From Vision to Weave: Colour as a Catalyst and Integral Part of a Design Process
Choosing a practical approach I decided to explore colour in the context of woven fabrics. Because of its construction that automatically allows optically mixing two or more colours, a woven fabric is an excellent medium for experimenting with colour and creating a vast number of hues within the same textile.
This project is an exploration of colour as the inspiration and pervading theme of a design process. Through research into colour theory and human colour perception I wanted to develop my own design practice and create tools for working with colour in a mindful way. Rather than randomly selecting colours that “I like” or leaving the decision to the last stages of the design process, I decided to consider colour every step of the way.

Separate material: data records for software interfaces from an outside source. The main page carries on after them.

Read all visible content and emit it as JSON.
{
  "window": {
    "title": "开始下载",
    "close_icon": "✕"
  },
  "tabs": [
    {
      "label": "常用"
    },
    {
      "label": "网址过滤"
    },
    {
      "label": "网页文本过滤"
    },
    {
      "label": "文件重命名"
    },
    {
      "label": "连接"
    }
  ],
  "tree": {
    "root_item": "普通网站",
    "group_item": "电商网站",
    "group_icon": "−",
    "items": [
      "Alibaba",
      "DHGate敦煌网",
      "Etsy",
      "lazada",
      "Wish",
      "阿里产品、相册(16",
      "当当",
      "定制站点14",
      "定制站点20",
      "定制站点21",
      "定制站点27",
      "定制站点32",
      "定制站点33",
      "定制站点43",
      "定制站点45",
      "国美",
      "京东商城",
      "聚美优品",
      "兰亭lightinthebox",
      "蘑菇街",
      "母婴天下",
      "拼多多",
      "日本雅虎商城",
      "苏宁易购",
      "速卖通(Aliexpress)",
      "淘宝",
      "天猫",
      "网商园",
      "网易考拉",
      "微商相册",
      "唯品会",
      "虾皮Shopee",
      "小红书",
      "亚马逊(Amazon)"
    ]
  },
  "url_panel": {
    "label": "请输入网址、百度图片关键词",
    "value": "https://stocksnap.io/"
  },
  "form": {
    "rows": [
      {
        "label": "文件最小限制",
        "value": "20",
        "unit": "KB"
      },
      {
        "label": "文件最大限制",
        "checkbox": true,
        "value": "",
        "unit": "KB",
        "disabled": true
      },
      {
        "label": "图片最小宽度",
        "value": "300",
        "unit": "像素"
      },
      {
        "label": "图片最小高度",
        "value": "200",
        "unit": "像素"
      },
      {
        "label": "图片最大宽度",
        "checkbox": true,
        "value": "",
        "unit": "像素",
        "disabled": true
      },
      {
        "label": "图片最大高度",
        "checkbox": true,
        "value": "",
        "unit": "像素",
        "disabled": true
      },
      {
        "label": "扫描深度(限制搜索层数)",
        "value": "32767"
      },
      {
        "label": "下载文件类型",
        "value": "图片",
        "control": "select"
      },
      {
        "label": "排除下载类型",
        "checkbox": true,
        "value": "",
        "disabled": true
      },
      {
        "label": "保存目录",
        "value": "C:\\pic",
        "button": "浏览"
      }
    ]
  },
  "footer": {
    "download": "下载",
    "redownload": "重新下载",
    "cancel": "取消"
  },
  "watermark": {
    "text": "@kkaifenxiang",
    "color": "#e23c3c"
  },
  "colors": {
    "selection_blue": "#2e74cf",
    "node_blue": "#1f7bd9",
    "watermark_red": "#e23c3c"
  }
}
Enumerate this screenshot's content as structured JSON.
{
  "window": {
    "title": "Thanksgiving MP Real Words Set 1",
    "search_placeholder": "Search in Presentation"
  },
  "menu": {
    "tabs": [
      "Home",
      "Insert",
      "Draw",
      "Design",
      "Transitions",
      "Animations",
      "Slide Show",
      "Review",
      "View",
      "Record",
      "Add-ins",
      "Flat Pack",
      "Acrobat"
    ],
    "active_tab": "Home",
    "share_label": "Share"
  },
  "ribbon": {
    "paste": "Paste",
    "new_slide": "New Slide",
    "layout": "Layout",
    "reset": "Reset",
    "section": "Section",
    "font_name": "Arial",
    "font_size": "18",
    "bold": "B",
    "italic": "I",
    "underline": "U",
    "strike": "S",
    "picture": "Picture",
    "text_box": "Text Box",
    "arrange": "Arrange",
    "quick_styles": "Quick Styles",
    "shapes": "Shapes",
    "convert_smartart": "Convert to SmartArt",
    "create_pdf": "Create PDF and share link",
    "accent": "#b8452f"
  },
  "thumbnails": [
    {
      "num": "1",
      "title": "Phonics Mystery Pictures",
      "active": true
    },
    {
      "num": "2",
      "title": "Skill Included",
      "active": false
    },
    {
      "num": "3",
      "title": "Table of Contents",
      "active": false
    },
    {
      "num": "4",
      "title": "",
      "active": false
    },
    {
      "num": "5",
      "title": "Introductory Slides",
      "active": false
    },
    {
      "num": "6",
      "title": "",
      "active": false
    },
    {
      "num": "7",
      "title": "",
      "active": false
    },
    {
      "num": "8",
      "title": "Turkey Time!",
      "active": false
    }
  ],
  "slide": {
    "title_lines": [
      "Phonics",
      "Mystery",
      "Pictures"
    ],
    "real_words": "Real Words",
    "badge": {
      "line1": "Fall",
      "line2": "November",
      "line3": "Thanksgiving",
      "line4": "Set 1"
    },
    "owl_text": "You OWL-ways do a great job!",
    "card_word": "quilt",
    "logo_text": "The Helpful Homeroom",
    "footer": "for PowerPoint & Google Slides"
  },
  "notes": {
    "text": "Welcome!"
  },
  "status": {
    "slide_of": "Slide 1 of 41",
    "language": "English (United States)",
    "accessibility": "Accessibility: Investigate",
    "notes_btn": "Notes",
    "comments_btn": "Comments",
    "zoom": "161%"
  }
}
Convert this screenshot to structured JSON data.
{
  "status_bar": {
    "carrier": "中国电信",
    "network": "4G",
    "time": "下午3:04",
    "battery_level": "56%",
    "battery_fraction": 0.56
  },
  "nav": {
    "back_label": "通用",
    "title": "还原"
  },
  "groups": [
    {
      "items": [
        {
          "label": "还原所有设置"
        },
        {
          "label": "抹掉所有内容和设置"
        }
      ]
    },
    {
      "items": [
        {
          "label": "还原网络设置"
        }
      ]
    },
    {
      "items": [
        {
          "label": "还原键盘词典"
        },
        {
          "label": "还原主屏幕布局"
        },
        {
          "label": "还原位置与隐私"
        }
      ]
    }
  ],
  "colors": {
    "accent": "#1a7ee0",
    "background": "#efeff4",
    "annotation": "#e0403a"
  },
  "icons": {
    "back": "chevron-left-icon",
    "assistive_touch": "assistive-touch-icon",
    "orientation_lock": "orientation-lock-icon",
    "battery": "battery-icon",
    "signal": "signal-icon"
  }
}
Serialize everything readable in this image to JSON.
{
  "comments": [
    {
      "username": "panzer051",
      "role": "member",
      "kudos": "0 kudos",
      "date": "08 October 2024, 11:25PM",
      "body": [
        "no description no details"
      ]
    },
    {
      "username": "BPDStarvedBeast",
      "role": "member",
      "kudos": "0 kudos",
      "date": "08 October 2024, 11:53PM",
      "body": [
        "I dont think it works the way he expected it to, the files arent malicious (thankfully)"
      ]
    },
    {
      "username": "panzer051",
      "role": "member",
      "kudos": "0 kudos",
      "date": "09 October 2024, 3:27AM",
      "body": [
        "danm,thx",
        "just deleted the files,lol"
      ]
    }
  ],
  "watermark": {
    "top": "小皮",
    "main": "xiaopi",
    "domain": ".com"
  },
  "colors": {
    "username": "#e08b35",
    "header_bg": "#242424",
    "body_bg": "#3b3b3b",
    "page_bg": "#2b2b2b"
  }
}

It was an attempt to challenge my sense of colour and improve my design skills through practice-based research.
Choosing a practical approach I decided to explore colour in the context of woven fabrics. Because of its construction that automatically allows optically mixing two or more colors, a woven fabric is an excellent medium for experimenting with colour and creating a vast number of hues within the same textile.
Informed by the theoretical research and inspired by a stay at an Artist Residency in Italy in February 2020, I decided to design a series of woven wool blankets as the artistic component of the thesis. During the month I spent in Tuscany, I documented the different shades in my surroundings through photography and in the form of a colour diary. By hand-painting the colours on-site I was able to capture the correct shades and train my eyes to recognise the different nuances. Walking around the city, I recorded the colours of surfaces, objects and buildings as well as the beautiful nature surrounding the city. Through anchoring the colour palette in a specific place, the chosen colours were given meaning. This completed my initial aim of practicing mindful use of colour.
The large collection of colour swatches were then curated into a limited palette, and finally translated into the collection of blankets. The finished collection consists of three different blanket designs, realised in three colourways and woven using high quality merino wool and mohair on a white cotton warp.
Ida Korsström is an Aalto University graduate whose work centers around surface and textile design. She enjoys exploring the technical limitations of woven fabrics and most recently she has immersed herself in the interaction of colours in woven fabrics. The inspiration for her work comes from a myriad of sources such as art, traditional craft, nature and fashion. In her work Ida leaves room for intuition and spontaneity, and she believes that aesthetically long-lasting design should be fun and expressive.
Read the full thesis here.